* **Work order**
Which of the lines below contain the string "lettering"? Pull each one out of the data.
Data provided START
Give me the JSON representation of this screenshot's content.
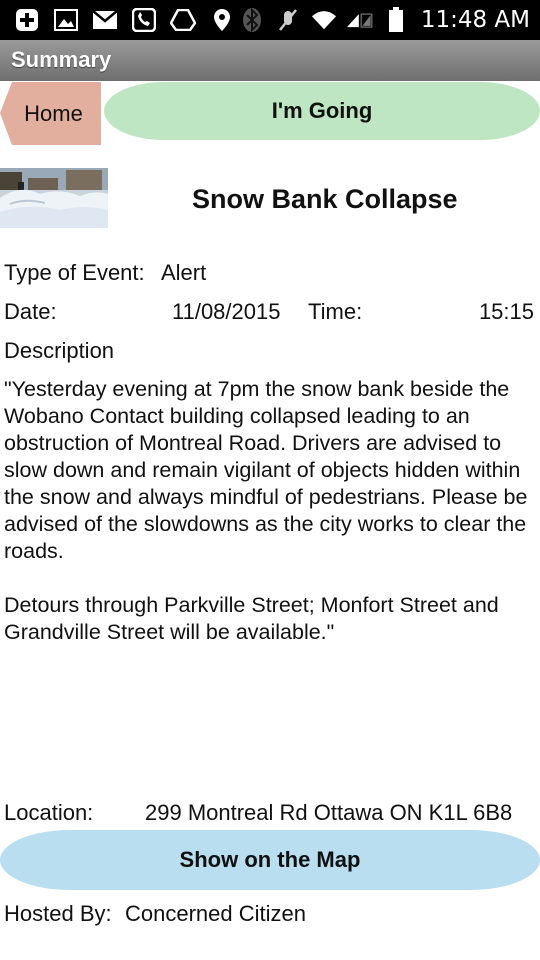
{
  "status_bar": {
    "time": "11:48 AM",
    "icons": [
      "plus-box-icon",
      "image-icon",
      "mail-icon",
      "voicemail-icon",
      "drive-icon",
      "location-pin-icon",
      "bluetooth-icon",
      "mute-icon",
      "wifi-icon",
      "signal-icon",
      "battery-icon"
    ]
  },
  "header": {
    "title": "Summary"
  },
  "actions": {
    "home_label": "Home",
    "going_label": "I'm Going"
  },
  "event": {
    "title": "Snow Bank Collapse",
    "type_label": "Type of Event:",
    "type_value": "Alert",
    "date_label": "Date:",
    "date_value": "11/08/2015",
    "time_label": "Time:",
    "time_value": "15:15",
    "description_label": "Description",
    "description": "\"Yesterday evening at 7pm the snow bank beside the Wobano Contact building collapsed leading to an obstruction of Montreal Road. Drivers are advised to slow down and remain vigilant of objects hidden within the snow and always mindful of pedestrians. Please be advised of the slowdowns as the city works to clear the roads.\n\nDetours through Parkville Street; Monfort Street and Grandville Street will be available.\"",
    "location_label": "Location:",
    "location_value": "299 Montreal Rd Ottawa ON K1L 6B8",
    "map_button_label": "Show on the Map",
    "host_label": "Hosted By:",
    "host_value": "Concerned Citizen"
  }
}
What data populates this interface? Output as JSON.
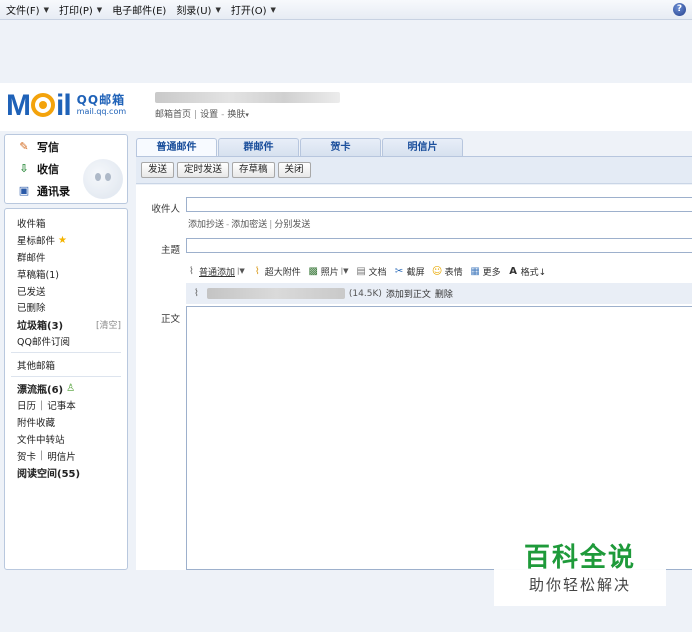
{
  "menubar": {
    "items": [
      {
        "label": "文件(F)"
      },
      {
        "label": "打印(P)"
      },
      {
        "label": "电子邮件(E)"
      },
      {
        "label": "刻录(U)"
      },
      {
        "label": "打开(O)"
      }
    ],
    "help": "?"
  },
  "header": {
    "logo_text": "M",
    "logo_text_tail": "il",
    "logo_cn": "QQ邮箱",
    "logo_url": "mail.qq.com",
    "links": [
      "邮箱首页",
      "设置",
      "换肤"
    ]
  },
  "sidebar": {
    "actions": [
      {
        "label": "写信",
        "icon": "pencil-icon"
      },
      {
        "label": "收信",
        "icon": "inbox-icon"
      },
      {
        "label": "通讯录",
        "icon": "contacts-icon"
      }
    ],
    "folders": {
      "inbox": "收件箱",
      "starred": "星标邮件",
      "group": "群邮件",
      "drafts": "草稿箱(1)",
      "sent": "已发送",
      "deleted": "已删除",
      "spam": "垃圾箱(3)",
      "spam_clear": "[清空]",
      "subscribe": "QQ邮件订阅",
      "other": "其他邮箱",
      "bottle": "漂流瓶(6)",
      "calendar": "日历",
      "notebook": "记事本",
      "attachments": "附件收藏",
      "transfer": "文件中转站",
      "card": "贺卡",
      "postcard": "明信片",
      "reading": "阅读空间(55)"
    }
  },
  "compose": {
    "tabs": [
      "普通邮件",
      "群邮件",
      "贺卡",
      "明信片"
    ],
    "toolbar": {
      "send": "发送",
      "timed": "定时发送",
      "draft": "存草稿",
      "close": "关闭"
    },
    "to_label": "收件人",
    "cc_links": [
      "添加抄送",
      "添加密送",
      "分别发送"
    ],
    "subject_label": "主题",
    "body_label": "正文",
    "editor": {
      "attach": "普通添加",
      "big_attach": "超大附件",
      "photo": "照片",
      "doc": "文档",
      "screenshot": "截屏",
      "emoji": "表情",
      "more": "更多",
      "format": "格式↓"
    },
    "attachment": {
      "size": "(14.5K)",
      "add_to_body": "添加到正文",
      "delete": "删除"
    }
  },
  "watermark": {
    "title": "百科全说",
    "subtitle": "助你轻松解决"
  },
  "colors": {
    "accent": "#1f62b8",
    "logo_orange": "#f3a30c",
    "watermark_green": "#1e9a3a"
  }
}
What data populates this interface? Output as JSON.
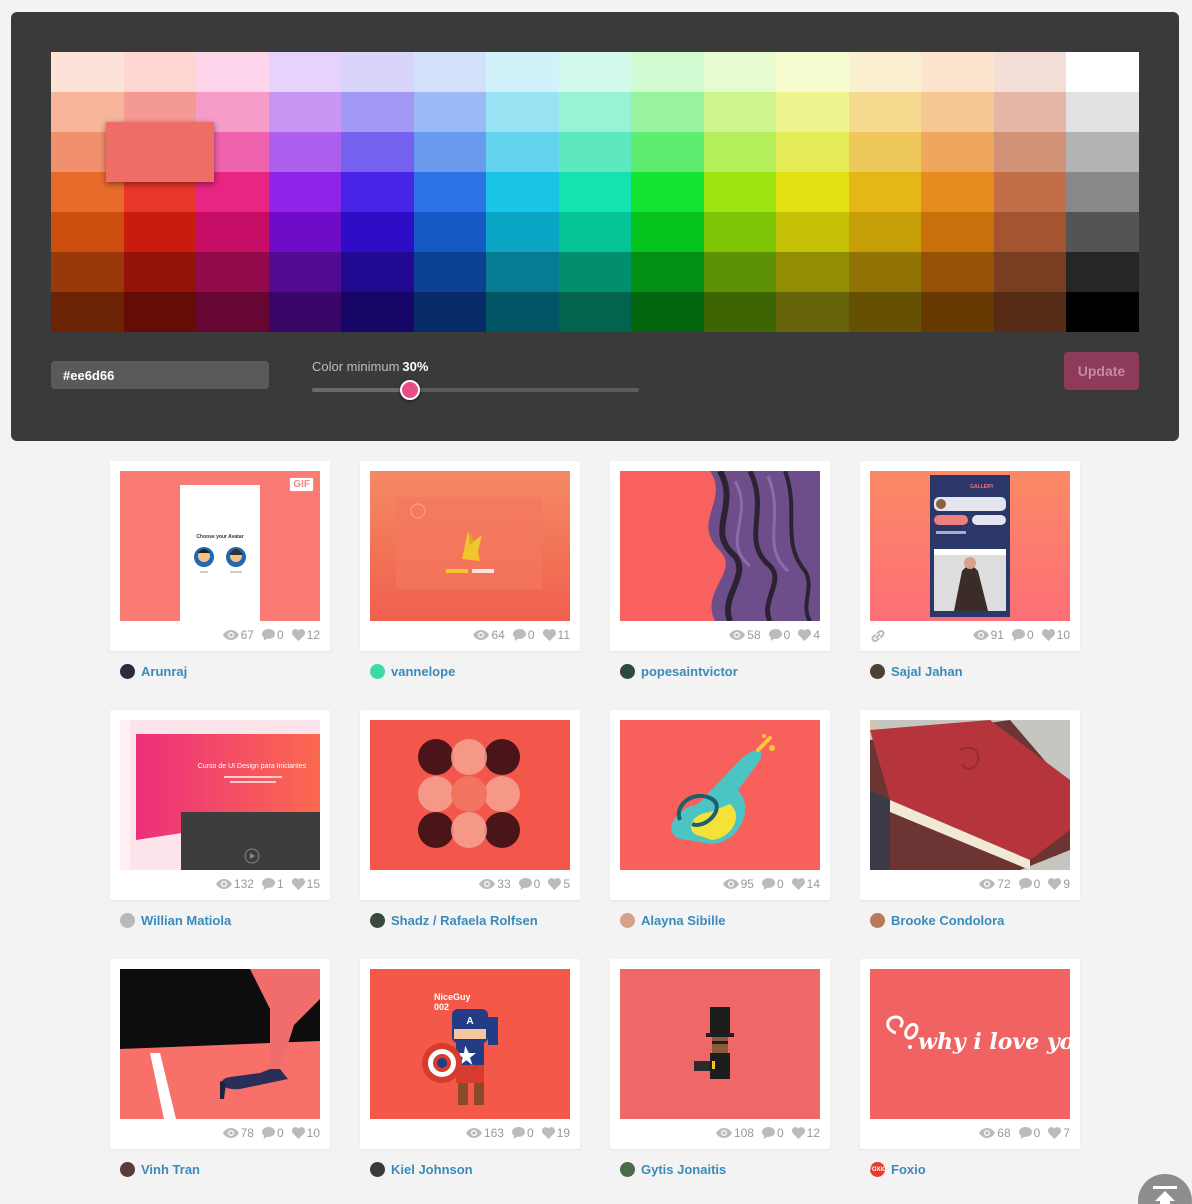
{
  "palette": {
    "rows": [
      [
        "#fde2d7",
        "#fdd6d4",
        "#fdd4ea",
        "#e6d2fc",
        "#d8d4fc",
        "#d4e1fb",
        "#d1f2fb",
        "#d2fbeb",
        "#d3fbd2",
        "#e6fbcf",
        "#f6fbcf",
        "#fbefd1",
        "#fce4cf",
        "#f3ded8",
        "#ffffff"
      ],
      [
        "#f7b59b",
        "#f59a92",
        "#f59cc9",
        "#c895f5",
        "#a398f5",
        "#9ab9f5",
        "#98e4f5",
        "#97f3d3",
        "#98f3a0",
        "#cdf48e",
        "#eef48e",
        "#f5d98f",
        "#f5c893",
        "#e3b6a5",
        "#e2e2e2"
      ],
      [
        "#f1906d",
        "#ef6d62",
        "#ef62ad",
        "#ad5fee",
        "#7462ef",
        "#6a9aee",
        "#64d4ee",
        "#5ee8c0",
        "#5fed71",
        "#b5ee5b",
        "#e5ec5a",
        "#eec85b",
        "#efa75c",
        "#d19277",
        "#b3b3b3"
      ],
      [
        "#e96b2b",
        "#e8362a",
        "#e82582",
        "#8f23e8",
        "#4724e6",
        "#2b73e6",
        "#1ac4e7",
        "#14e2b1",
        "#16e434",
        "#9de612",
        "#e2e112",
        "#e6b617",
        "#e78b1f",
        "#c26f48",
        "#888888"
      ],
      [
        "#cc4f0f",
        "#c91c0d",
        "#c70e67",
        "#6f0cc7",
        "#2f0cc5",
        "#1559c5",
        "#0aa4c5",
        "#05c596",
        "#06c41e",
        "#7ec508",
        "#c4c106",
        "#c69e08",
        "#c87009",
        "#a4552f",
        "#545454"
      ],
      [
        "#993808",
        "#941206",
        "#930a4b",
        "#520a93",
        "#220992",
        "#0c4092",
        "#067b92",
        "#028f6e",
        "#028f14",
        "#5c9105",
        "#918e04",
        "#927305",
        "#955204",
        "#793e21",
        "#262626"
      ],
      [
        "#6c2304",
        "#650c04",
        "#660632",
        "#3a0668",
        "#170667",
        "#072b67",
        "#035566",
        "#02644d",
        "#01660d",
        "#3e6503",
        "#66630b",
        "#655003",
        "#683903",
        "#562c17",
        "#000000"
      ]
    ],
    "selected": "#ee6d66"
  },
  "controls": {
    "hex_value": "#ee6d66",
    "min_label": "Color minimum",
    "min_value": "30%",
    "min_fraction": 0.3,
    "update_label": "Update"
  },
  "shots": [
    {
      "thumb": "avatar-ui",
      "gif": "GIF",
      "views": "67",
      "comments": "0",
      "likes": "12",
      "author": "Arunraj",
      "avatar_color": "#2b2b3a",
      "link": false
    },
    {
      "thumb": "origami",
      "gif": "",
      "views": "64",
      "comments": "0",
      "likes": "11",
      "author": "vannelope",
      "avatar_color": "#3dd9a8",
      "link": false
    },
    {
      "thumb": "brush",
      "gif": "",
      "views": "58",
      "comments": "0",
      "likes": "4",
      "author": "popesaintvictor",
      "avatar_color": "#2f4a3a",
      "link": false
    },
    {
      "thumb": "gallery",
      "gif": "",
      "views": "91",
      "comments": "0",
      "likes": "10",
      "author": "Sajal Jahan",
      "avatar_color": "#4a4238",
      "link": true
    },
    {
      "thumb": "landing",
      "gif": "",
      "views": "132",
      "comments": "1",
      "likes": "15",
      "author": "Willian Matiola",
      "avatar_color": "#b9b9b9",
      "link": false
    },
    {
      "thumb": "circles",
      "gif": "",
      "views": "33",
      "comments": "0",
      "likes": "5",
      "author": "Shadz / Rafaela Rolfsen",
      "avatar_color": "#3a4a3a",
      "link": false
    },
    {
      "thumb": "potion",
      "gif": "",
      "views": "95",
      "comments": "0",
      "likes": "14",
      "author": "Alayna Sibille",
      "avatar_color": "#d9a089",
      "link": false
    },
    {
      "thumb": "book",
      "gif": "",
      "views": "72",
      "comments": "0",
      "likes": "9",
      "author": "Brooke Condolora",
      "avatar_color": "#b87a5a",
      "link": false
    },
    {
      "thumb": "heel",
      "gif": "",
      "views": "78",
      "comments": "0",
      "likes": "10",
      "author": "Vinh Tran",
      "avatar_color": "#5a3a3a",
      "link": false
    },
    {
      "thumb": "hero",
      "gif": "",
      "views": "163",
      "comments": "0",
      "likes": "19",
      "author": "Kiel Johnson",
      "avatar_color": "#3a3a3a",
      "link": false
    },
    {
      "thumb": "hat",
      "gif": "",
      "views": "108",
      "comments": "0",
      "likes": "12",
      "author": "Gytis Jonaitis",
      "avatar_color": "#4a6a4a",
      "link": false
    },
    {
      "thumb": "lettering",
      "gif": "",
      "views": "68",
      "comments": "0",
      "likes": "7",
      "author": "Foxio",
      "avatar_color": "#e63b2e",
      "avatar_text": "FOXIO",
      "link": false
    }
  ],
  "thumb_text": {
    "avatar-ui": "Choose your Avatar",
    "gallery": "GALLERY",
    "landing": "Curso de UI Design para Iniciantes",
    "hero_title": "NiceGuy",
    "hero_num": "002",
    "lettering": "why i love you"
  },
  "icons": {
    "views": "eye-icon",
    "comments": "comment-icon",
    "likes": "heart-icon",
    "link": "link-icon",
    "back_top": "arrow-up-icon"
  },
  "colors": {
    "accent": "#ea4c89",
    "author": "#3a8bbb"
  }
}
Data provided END
* **Solution to the exercise**
      "thumb": "lettering",
    "lettering": "why i love you"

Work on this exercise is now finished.